The mass adoption of renewable energy finally causes the global CO2 ppm to fall, an income ratio of one to ten is implemented worldwide, and climate refugees are granted world citizenship in a move reminiscent of the League of Nations’ Nansen passports. A movement known as the Half Earthers return much of the earth, from Montana to Siberia, to wilderness and forest, and wild animals thrive. Discreetly encouraged by the Ministry, in a section of the book which feels unconvincing, a pseudo-religion springs up around ‘Mama Gaia’ underlining the new importance of nature to humans.

Nonetheless, despite all these dizzying successes, Robinson emphasises that the damage caused by man-made climate change will continue for centuries to come, and the radical transformation he envisages only comes after worldwide struggle. The climate catastrophes predicted by Robinson appear certain on our current trajectory, as the most recent IPCC report reminds us – the necessary solutions we need, many of which Robinson outlines, are far less so.

Notes

[1] Eun-Soom Im, Jeremy S. Pal and Elfatih A. B. Eltahir, ‘Deadly heat waves projected in the densely populated agricultural regions of South Asia’, Science Advances, vol. 3, no. 8, August 2017, p. 1.

[2] Rachel Ramirez, ‘Climate change is fuelling mass casualty heat waves. Here’s why we don’t view them as crises’, CNN, 13 July 2021, https://edition.cnn.com/2021/07/12/weather/climate-change-mass-casualty-psychology/index.html, accessed 14 August 2021.

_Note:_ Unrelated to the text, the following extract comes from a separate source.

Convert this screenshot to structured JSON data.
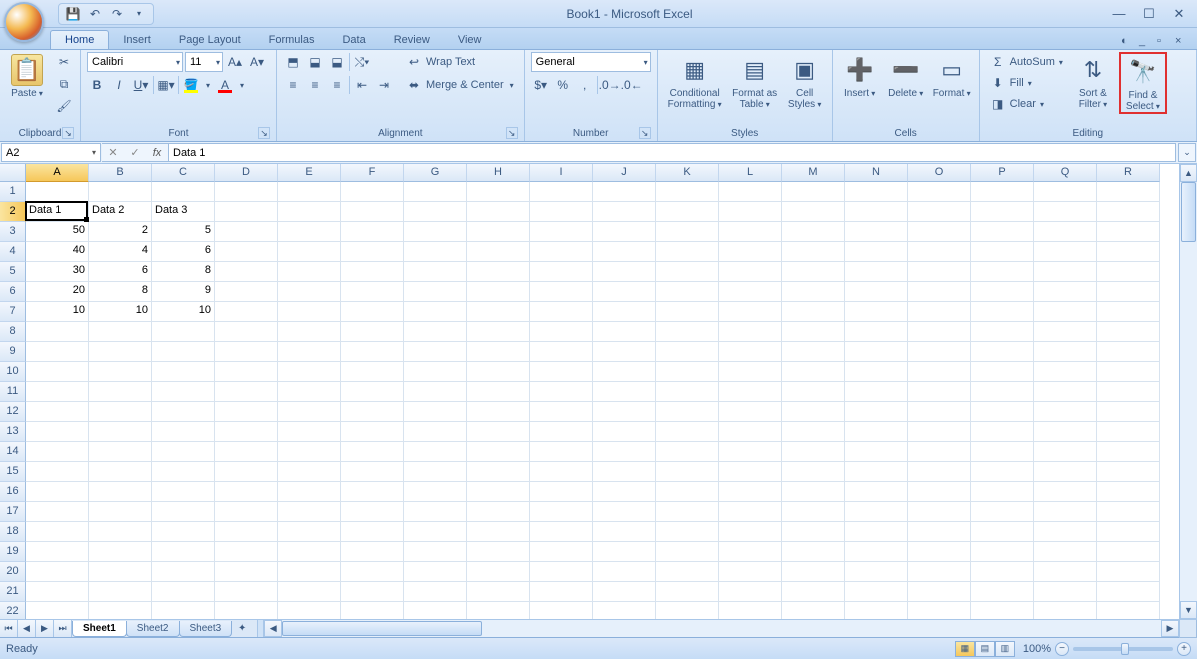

[3] Kim Stanley Robinson, ‘Ursula K. Le Guin, 1929-2018’, Scientific American, 25 January 2018, https://blogs.scientificamerican.com/observations/ursula-k-le-guin-1929-2018/, accessed 13 August 2021.

[4] Jess Spear, ‘Women and nature: towards an ecosocialist feminism’, Rupture, no. 3, 10 March 2021, https://rupture.ie/articles/women-and-nature, accessed 30 August 2021.

[5] Andreas Malm, ‘When does the fightback begin?’, Verso, 23 April 2021, https://www.versobooks.com/blogs/5061-when-does-the-fightback-begin, accessed 13 August 2021.                                                                     

[6] Michael Coleman, ‘Should the climate movement always reject violence? A review of Andreas Malm’s How to Blow Up A Pipeline’, Rupture, no. 4, Summer 2021, https://rupture.ie/articles/should-the-climate-movement-always-reject-violence, accessed 15 August 2021.   

[7] Kim Stanley Robinson, ‘A climate plan for a world in flames’, Financial Times, 20 August 2021, https://www.ft.com/content/ff94df96-b702-4e01-addd-f4253d0eecf6?, accessed 30 August 2021.